PROBLEM STATEMENT:
Each entry needs to be repeated exactly, with nothing added or removed.

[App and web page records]
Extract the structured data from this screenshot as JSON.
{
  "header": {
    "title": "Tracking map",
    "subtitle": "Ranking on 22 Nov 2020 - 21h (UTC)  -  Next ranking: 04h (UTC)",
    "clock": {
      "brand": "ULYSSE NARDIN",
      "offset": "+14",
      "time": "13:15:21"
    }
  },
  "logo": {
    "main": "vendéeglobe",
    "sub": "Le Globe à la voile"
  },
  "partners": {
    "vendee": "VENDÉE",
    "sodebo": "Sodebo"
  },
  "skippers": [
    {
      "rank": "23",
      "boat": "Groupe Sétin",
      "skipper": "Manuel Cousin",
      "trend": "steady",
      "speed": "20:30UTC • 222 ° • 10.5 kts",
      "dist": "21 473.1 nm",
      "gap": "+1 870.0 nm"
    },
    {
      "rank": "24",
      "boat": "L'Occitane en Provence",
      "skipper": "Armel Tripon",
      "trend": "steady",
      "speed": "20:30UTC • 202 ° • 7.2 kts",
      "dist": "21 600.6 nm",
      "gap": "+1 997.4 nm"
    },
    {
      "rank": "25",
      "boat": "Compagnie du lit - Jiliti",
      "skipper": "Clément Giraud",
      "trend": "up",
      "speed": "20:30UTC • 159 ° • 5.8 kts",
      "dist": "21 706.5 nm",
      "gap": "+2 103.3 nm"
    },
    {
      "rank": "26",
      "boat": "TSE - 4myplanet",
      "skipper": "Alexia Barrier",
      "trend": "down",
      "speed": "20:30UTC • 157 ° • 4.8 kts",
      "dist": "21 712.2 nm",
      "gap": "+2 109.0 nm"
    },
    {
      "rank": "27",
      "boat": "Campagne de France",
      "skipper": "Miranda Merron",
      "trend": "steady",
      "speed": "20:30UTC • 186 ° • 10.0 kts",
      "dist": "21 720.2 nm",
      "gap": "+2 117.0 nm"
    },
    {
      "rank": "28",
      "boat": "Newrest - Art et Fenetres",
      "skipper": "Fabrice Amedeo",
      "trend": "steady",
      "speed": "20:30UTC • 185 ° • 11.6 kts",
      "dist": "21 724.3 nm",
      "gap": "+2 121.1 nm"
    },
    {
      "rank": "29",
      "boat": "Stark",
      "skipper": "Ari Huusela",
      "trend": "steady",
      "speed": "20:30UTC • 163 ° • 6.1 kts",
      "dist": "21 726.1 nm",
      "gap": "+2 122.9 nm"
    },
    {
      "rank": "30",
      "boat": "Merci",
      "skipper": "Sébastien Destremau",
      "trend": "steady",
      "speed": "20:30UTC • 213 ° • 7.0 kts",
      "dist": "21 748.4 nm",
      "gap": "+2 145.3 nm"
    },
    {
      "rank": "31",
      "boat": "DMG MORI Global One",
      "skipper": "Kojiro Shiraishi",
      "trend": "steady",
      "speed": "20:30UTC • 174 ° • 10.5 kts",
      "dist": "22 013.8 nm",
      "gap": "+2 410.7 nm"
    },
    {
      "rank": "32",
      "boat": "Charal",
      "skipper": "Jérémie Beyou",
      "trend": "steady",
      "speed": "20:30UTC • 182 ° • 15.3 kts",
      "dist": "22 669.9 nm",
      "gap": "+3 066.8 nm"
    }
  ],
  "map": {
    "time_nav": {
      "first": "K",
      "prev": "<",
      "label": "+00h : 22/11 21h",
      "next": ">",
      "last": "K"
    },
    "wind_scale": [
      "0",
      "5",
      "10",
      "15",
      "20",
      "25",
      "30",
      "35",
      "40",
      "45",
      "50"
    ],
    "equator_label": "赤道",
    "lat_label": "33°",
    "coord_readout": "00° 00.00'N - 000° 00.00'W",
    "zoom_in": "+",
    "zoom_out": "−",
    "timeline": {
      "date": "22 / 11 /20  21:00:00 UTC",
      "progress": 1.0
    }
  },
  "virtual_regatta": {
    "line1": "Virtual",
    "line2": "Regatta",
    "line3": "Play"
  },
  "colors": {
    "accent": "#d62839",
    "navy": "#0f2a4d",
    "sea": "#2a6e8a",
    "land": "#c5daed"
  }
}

WRITTEN ANSWER:
Extract the structured data from this screenshot as JSON.
{
  "header": {
    "title": "Tracking map",
    "subtitle": "Ranking on 22 Nov 2020 - 21h (UTC)  -  Next ranking: 04h (UTC)",
    "clock": {
      "brand": "ULYSSE NARDIN",
      "offset": "+14",
      "time": "13:15:21"
    }
  },
  "logo": {
    "main": "vendéeglobe",
    "sub": "Le Globe à la voile"
  },
  "partners": {
    "vendee": "VENDÉE",
    "sodebo": "Sodebo"
  },
  "skippers": [
    {
      "rank": "23",
      "boat": "Groupe Sétin",
      "skipper": "Manuel Cousin",
      "trend": "steady",
      "speed": "20:30UTC • 222 ° • 10.5 kts",
      "dist": "21 473.1 nm",
      "gap": "+1 870.0 nm"
    },
    {
      "rank": "24",
      "boat": "L'Occitane en Provence",
      "skipper": "Armel Tripon",
      "trend": "steady",
      "speed": "20:30UTC • 202 ° • 7.2 kts",
      "dist": "21 600.6 nm",
      "gap": "+1 997.4 nm"
    },
    {
      "rank": "25",
      "boat": "Compagnie du lit - Jiliti",
      "skipper": "Clément Giraud",
      "trend": "up",
      "speed": "20:30UTC • 159 ° • 5.8 kts",
      "dist": "21 706.5 nm",
      "gap": "+2 103.3 nm"
    },
    {
      "rank": "26",
      "boat": "TSE - 4myplanet",
      "skipper": "Alexia Barrier",
      "trend": "down",
      "speed": "20:30UTC • 157 ° • 4.8 kts",
      "dist": "21 712.2 nm",
      "gap": "+2 109.0 nm"
    },
    {
      "rank": "27",
      "boat": "Campagne de France",
      "skipper": "Miranda Merron",
      "trend": "steady",
      "speed": "20:30UTC • 186 ° • 10.0 kts",
      "dist": "21 720.2 nm",
      "gap": "+2 117.0 nm"
    },
    {
      "rank": "28",
      "boat": "Newrest - Art et Fenetres",
      "skipper": "Fabrice Amedeo",
      "trend": "steady",
      "speed": "20:30UTC • 185 ° • 11.6 kts",
      "dist": "21 724.3 nm",
      "gap": "+2 121.1 nm"
    },
    {
      "rank": "29",
      "boat": "Stark",
      "skipper": "Ari Huusela",
      "trend": "steady",
      "speed": "20:30UTC • 163 ° • 6.1 kts",
      "dist": "21 726.1 nm",
      "gap": "+2 122.9 nm"
    },
    {
      "rank": "30",
      "boat": "Merci",
      "skipper": "Sébastien Destremau",
      "trend": "steady",
      "speed": "20:30UTC • 213 ° • 7.0 kts",
      "dist": "21 748.4 nm",
      "gap": "+2 145.3 nm"
    },
    {
      "rank": "31",
      "boat": "DMG MORI Global One",
      "skipper": "Kojiro Shiraishi",
      "trend": "steady",
      "speed": "20:30UTC • 174 ° • 10.5 kts",
      "dist": "22 013.8 nm",
      "gap": "+2 410.7 nm"
    },
    {
      "rank": "32",
      "boat": "Charal",
      "skipper": "Jérémie Beyou",
      "trend": "steady",
      "speed": "20:30UTC • 182 ° • 15.3 kts",
      "dist": "22 669.9 nm",
      "gap": "+3 066.8 nm"
    }
  ],
  "map": {
    "time_nav": {
      "first": "K",
      "prev": "<",
      "label": "+00h : 22/11 21h",
      "next": ">",
      "last": "K"
    },
    "wind_scale": [
      "0",
      "5",
      "10",
      "15",
      "20",
      "25",
      "30",
      "35",
      "40",
      "45",
      "50"
    ],
    "equator_label": "赤道",
    "lat_label": "33°",
    "coord_readout": "00° 00.00'N - 000° 00.00'W",
    "zoom_in": "+",
    "zoom_out": "−",
    "timeline": {
      "date": "22 / 11 /20  21:00:00 UTC",
      "progress": 1.0
    }
  },
  "virtual_regatta": {
    "line1": "Virtual",
    "line2": "Regatta",
    "line3": "Play"
  },
  "colors": {
    "accent": "#d62839",
    "navy": "#0f2a4d",
    "sea": "#2a6e8a",
    "land": "#c5daed"
  }
}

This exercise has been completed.